Standardized Testing and the Idealistic Teacher

Well, the Michelle Rhee memo scandal (if you haven’t read this bombshell by John Merrow, you should), has added gasoline to the conflagration that is our national debate over standardized testing. Proponents say that standardized, high stakes testing is critical to holding teachers accountable and making sure students are learning. Opponents argue about the ineffectiveness of standardized tests for these purposes, and the toll they take on the teaching and learning process (as well as the teachers and learners). I read the John Merrow post right before bed last night (thanks Diane Ravitch for the tweet), and laid in bed thinking about it. Thinking about my own experience as a teacher. Thinking about my role now as a teacher educator. Thinking about that question that I get asked every single term by one or more of my preservice teachers; how do I get kids ready for the standardized test and still stay true to my educational principles? You wouldn’t think, at first glance, that those two goals would be at odds, but tragically, they often are.
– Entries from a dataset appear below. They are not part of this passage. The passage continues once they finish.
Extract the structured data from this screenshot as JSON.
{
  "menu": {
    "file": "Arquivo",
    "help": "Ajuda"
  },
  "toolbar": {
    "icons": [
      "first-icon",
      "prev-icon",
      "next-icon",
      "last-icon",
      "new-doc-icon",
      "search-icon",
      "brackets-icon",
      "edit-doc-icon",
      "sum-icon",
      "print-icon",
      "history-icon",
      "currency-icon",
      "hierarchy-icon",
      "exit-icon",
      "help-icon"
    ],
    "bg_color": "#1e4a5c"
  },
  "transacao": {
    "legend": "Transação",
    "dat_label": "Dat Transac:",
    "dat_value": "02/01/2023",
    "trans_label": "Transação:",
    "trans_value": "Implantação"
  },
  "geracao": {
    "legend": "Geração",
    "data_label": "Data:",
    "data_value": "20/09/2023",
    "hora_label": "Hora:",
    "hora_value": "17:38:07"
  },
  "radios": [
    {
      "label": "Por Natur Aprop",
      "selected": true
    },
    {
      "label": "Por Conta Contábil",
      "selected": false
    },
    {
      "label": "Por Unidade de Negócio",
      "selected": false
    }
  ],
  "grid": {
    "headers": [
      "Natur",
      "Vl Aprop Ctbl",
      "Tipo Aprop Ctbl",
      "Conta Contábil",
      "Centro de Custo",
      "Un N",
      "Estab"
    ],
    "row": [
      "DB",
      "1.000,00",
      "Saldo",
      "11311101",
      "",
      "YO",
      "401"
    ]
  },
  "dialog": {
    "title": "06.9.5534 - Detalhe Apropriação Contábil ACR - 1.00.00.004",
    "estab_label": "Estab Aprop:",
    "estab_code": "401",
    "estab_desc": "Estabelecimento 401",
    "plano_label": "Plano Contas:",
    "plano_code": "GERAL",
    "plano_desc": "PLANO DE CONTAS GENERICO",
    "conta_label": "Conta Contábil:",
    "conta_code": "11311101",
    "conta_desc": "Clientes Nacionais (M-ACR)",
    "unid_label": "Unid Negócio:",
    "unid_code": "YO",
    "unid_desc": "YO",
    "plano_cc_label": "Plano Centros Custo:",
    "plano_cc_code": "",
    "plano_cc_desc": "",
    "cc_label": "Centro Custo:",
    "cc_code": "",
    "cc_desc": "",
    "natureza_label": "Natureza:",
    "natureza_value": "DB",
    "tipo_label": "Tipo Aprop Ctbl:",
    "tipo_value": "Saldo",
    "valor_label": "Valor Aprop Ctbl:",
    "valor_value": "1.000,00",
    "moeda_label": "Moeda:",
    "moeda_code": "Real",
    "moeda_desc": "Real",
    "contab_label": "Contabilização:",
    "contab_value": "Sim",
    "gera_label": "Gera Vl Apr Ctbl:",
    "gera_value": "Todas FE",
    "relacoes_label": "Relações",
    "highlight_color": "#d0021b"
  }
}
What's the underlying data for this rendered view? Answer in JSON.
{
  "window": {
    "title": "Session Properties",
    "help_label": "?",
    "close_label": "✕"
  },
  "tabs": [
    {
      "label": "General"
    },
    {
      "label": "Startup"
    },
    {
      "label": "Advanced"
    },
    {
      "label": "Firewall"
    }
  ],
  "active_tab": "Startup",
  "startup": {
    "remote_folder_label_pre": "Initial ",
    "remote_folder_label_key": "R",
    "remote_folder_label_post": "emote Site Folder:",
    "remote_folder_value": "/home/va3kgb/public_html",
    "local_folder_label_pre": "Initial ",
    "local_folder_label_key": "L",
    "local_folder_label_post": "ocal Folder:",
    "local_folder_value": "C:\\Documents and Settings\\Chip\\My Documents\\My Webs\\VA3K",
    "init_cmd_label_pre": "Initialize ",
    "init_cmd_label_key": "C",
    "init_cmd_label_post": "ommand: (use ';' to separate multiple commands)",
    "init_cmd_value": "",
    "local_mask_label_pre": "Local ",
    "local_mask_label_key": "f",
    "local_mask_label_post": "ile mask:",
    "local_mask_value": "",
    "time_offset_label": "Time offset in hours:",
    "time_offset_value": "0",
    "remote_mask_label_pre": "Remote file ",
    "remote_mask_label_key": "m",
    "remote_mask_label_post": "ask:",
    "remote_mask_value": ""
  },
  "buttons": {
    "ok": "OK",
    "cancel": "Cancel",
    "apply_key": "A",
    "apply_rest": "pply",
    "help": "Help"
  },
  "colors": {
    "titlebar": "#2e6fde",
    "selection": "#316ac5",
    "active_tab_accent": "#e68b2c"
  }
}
I generally reply to this question, not with a direct answer, but with my own experience, and with a question of my own. {…}